If you don’t submit, you can’t be rejected. But you can’t get published either.
Rejection is nasty – no matter how much you’re used to it and no matter how much success you’ve had elsewhere, including in being published.
One writer I know talks about “rewrites” rather than “rejections”. This has two advantages: every piece you send out is new and you can feel better about your “rejection”. It makes sense on another level as well. Surely we all improve as writers all the time. As it often takes at least three months for publishers to decide, I frequently get work back and am not so surprised that it has been rejected. I always know I can do better. I’ve also noticed recently that my newest work is getting accepted almost at once whereas older work is taking longer. Should I be excited?

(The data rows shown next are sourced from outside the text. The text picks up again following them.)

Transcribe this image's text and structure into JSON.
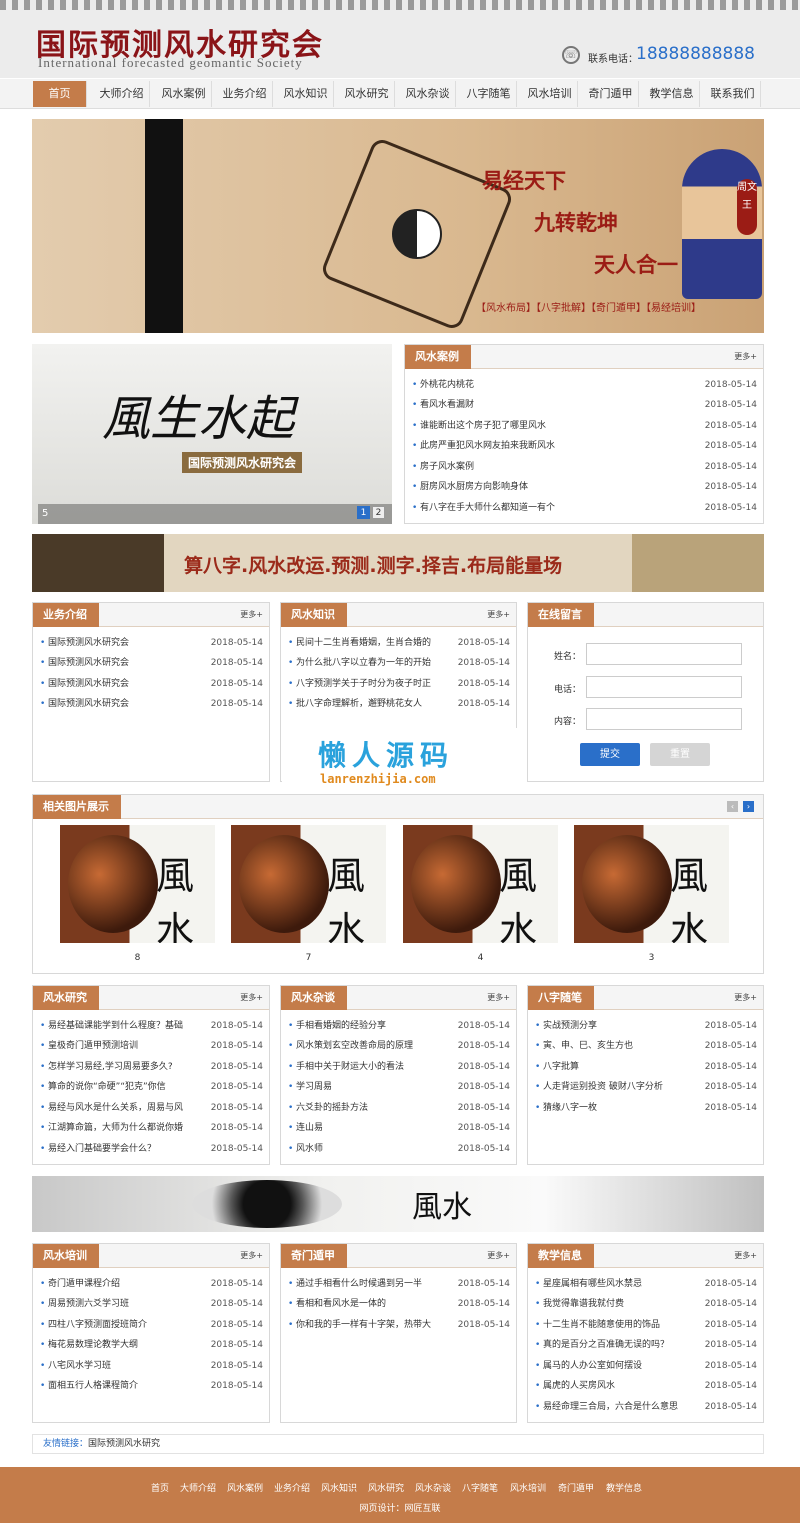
{
  "header": {
    "logo_cn": "国际预测风水研究会",
    "logo_en": "International forecasted geomantic Society",
    "phone_label": "联系电话：",
    "phone_number": "18888888888"
  },
  "nav": [
    "首页",
    "大师介绍",
    "风水案例",
    "业务介绍",
    "风水知识",
    "风水研究",
    "风水杂谈",
    "八字随笔",
    "风水培训",
    "奇门遁甲",
    "教学信息",
    "联系我们"
  ],
  "hero": {
    "line1": "易经天下",
    "line2": "九转乾坤",
    "line3": "天人合一",
    "tags": "【风水布局】【八字批解】【奇门遁甲】【易经培训】",
    "badge": "周文王"
  },
  "slider": {
    "calligraphy": "風生水起",
    "subtitle": "国际预测风水研究会",
    "caption": "5",
    "pages": [
      "1",
      "2"
    ]
  },
  "more": "更多+",
  "fengshui_cases": {
    "title": "风水案例",
    "items": [
      {
        "text": "外桃花内桃花",
        "date": "2018-05-14"
      },
      {
        "text": "看风水看漏财",
        "date": "2018-05-14"
      },
      {
        "text": "谁能断出这个房子犯了哪里风水",
        "date": "2018-05-14"
      },
      {
        "text": "此房严重犯风水网友拍来我断风水",
        "date": "2018-05-14"
      },
      {
        "text": "房子风水案例",
        "date": "2018-05-14"
      },
      {
        "text": "厨房风水厨房方向影响身体",
        "date": "2018-05-14"
      },
      {
        "text": "有八字在手大师什么都知道一有个",
        "date": "2018-05-14"
      }
    ]
  },
  "band_text": "算八字.风水改运.预测.测字.择吉.布局能量场",
  "business": {
    "title": "业务介绍",
    "items": [
      {
        "text": "国际预测风水研究会",
        "date": "2018-05-14"
      },
      {
        "text": "国际预测风水研究会",
        "date": "2018-05-14"
      },
      {
        "text": "国际预测风水研究会",
        "date": "2018-05-14"
      },
      {
        "text": "国际预测风水研究会",
        "date": "2018-05-14"
      }
    ]
  },
  "knowledge": {
    "title": "风水知识",
    "items": [
      {
        "text": "民间十二生肖看婚姻，生肖合婚的",
        "date": "2018-05-14"
      },
      {
        "text": "为什么批八字以立春为一年的开始",
        "date": "2018-05-14"
      },
      {
        "text": "八字预测学关于子时分为夜子时正",
        "date": "2018-05-14"
      },
      {
        "text": "批八字命理解析，邂野桃花女人",
        "date": "2018-05-14"
      }
    ]
  },
  "message": {
    "title": "在线留言",
    "name_label": "姓名：",
    "phone_label": "电话：",
    "content_label": "内容：",
    "submit": "提交",
    "reset": "重置"
  },
  "watermark": {
    "cn": "懒人源码",
    "en": "lanrenzhijia.com"
  },
  "gallery": {
    "title": "相关图片展示",
    "items": [
      {
        "char": "風水",
        "caption": "8"
      },
      {
        "char": "風水",
        "caption": "7"
      },
      {
        "char": "風水",
        "caption": "4"
      },
      {
        "char": "風水",
        "caption": "3"
      }
    ]
  },
  "research": {
    "title": "风水研究",
    "items": [
      {
        "text": "易经基础课能学到什么程度？基础",
        "date": "2018-05-14"
      },
      {
        "text": "皇极奇门遁甲预测培训",
        "date": "2018-05-14"
      },
      {
        "text": "怎样学习易经,学习周易要多久?",
        "date": "2018-05-14"
      },
      {
        "text": "算命的说你“命硬”“犯克”你信",
        "date": "2018-05-14"
      },
      {
        "text": "易经与风水是什么关系，周易与风",
        "date": "2018-05-14"
      },
      {
        "text": "江湖算命篇，大师为什么都说你婚",
        "date": "2018-05-14"
      },
      {
        "text": "易经入门基础要学会什么？",
        "date": "2018-05-14"
      }
    ]
  },
  "talk": {
    "title": "风水杂谈",
    "items": [
      {
        "text": "手相看婚姻的经验分享",
        "date": "2018-05-14"
      },
      {
        "text": "风水策划玄空改善命局的原理",
        "date": "2018-05-14"
      },
      {
        "text": "手相中关于财运大小的看法",
        "date": "2018-05-14"
      },
      {
        "text": "学习周易",
        "date": "2018-05-14"
      },
      {
        "text": "六爻卦的摇卦方法",
        "date": "2018-05-14"
      },
      {
        "text": "连山易",
        "date": "2018-05-14"
      },
      {
        "text": "风水师",
        "date": "2018-05-14"
      }
    ]
  },
  "bazi": {
    "title": "八字随笔",
    "items": [
      {
        "text": "实战预测分享",
        "date": "2018-05-14"
      },
      {
        "text": "寅、申、巳、亥生方也",
        "date": "2018-05-14"
      },
      {
        "text": "八字批算",
        "date": "2018-05-14"
      },
      {
        "text": "人走背运别投资 破财八字分析",
        "date": "2018-05-14"
      },
      {
        "text": "猜缘八字一枚",
        "date": "2018-05-14"
      }
    ]
  },
  "band2": {
    "calligraphy": "風水"
  },
  "training": {
    "title": "风水培训",
    "items": [
      {
        "text": "奇门遁甲课程介绍",
        "date": "2018-05-14"
      },
      {
        "text": "周易预测六爻学习班",
        "date": "2018-05-14"
      },
      {
        "text": "四柱八字预测面授班简介",
        "date": "2018-05-14"
      },
      {
        "text": "梅花易数理论教学大纲",
        "date": "2018-05-14"
      },
      {
        "text": "八宅风水学习班",
        "date": "2018-05-14"
      },
      {
        "text": "面相五行人格课程简介",
        "date": "2018-05-14"
      }
    ]
  },
  "qimen": {
    "title": "奇门遁甲",
    "items": [
      {
        "text": "通过手相看什么时候遇到另一半",
        "date": "2018-05-14"
      },
      {
        "text": "看相和看风水是一体的",
        "date": "2018-05-14"
      },
      {
        "text": "你和我的手一样有十字架，热带大",
        "date": "2018-05-14"
      }
    ]
  },
  "teaching": {
    "title": "教学信息",
    "items": [
      {
        "text": "星座属相有哪些风水禁忌",
        "date": "2018-05-14"
      },
      {
        "text": "我觉得靠谱我就付费",
        "date": "2018-05-14"
      },
      {
        "text": "十二生肖不能随意使用的饰品",
        "date": "2018-05-14"
      },
      {
        "text": "真的是百分之百准确无误的吗？",
        "date": "2018-05-14"
      },
      {
        "text": "属马的人办公室如何摆设",
        "date": "2018-05-14"
      },
      {
        "text": "属虎的人买房风水",
        "date": "2018-05-14"
      },
      {
        "text": "易经命理三合局，六合是什么意思",
        "date": "2018-05-14"
      }
    ]
  },
  "links": {
    "label": "友情链接：",
    "item": "国际预测风水研究"
  },
  "footer": {
    "nav": [
      "首页",
      "大师介绍",
      "风水案例",
      "业务介绍",
      "风水知识",
      "风水研究",
      "风水杂谈",
      "八字随笔",
      "风水培训",
      "奇门遁甲",
      "教学信息"
    ],
    "credit": "网页设计：网匠互联"
  },
  "colors": {
    "accent": "#c47c4a",
    "link": "#2a6fc9",
    "brand": "#8a1418"
  }
}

Another writer once said “You should be like those fishermen at the end of the pier. Have about six lines cast and one of them eventually will get a bite.” Another part of his strategy is to submit to three agents and three publishers then as rejections come in he sends the script out to three more agents or three more publishers. Obviously after a while one would run out of time. However he spends a certain amount of time day on this, keeping everything on a spread sheet, the newest items at the top. He makes a living as writer from a lot of small successes.

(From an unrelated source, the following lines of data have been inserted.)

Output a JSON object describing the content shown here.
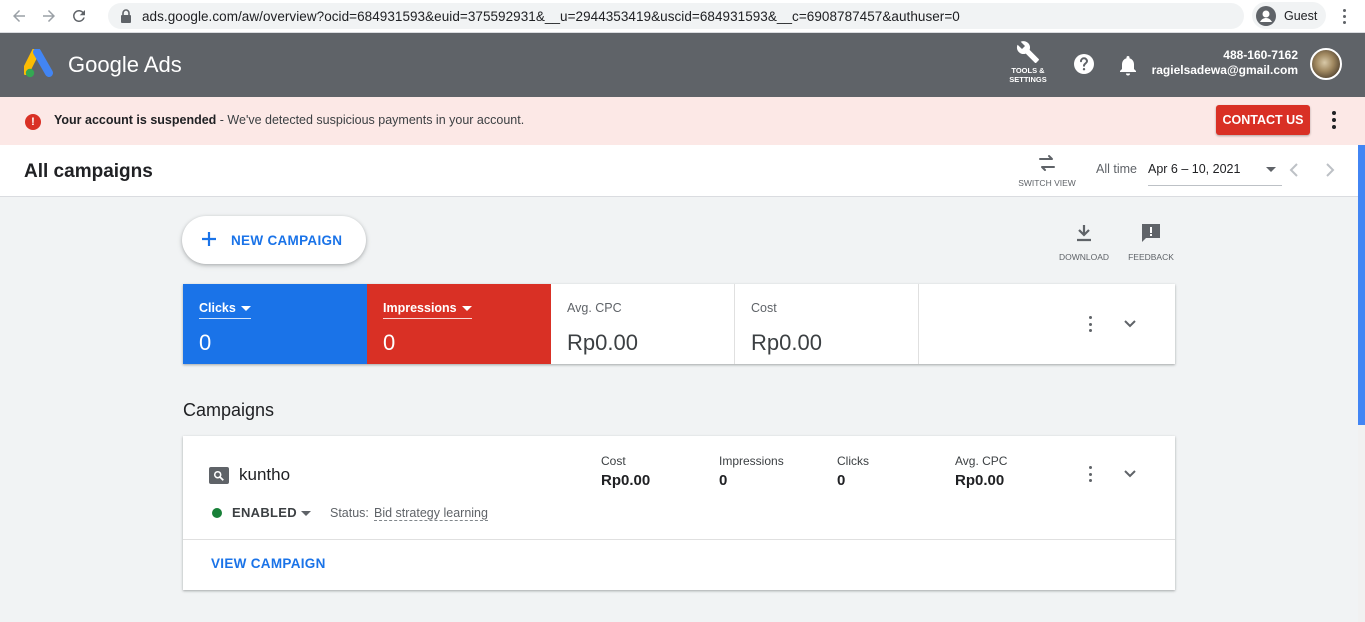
{
  "browser": {
    "url": "ads.google.com/aw/overview?ocid=684931593&euid=375592931&__u=2944353419&uscid=684931593&__c=6908787457&authuser=0",
    "profile_label": "Guest"
  },
  "header": {
    "app_title": "Google Ads",
    "tools_label_line1": "TOOLS &",
    "tools_label_line2": "SETTINGS",
    "account_id": "488-160-7162",
    "account_email": "ragielsadewa@gmail.com",
    "colors": {
      "bar": "#5f6368"
    }
  },
  "banner": {
    "icon": "!",
    "title": "Your account is suspended",
    "message": " - We've detected suspicious payments in your account.",
    "button_label": "CONTACT US",
    "colors": {
      "background": "#fce8e6",
      "button": "#d93025"
    }
  },
  "page": {
    "title": "All campaigns",
    "switch_view_label": "SWITCH VIEW",
    "range_label": "All time",
    "date_range": "Apr 6 – 10, 2021"
  },
  "actions": {
    "new_campaign_label": "NEW CAMPAIGN",
    "download_label": "DOWNLOAD",
    "feedback_label": "FEEDBACK"
  },
  "scorecards": [
    {
      "label": "Clicks",
      "value": "0",
      "color": "#1a73e8"
    },
    {
      "label": "Impressions",
      "value": "0",
      "color": "#d93025"
    },
    {
      "label": "Avg. CPC",
      "value": "Rp0.00"
    },
    {
      "label": "Cost",
      "value": "Rp0.00"
    }
  ],
  "campaigns": {
    "section_title": "Campaigns",
    "items": [
      {
        "name": "kuntho",
        "stats": [
          {
            "label": "Cost",
            "value": "Rp0.00"
          },
          {
            "label": "Impressions",
            "value": "0"
          },
          {
            "label": "Clicks",
            "value": "0"
          },
          {
            "label": "Avg. CPC",
            "value": "Rp0.00"
          }
        ],
        "state": "ENABLED",
        "status_label": "Status:",
        "status_value": "Bid strategy learning",
        "view_label": "VIEW CAMPAIGN"
      }
    ]
  }
}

I too keep a spread sheet. I colour the cells red to show that submissions are out with a publisher or agent or submitted for a competition and are not available to send anywhere else. Amber means they are available and green means they’ve been accepted. Recently I’ve been submitting to up to three competitions then to three agents and then three publishers though I don’t bother with agents for short stories. I’m still doing that for stage scripts but for my fiction I’m now publishing through my own publishing imprints.
There is also post-publication submission. I’m now proactively submitting my own work and the works of writers I publish for awards.
Of course you must check that your submission fits the imprint or competition. Do take advantage of the Opportunities page here to look for what would suit your work.
And do develop your submissions strategy.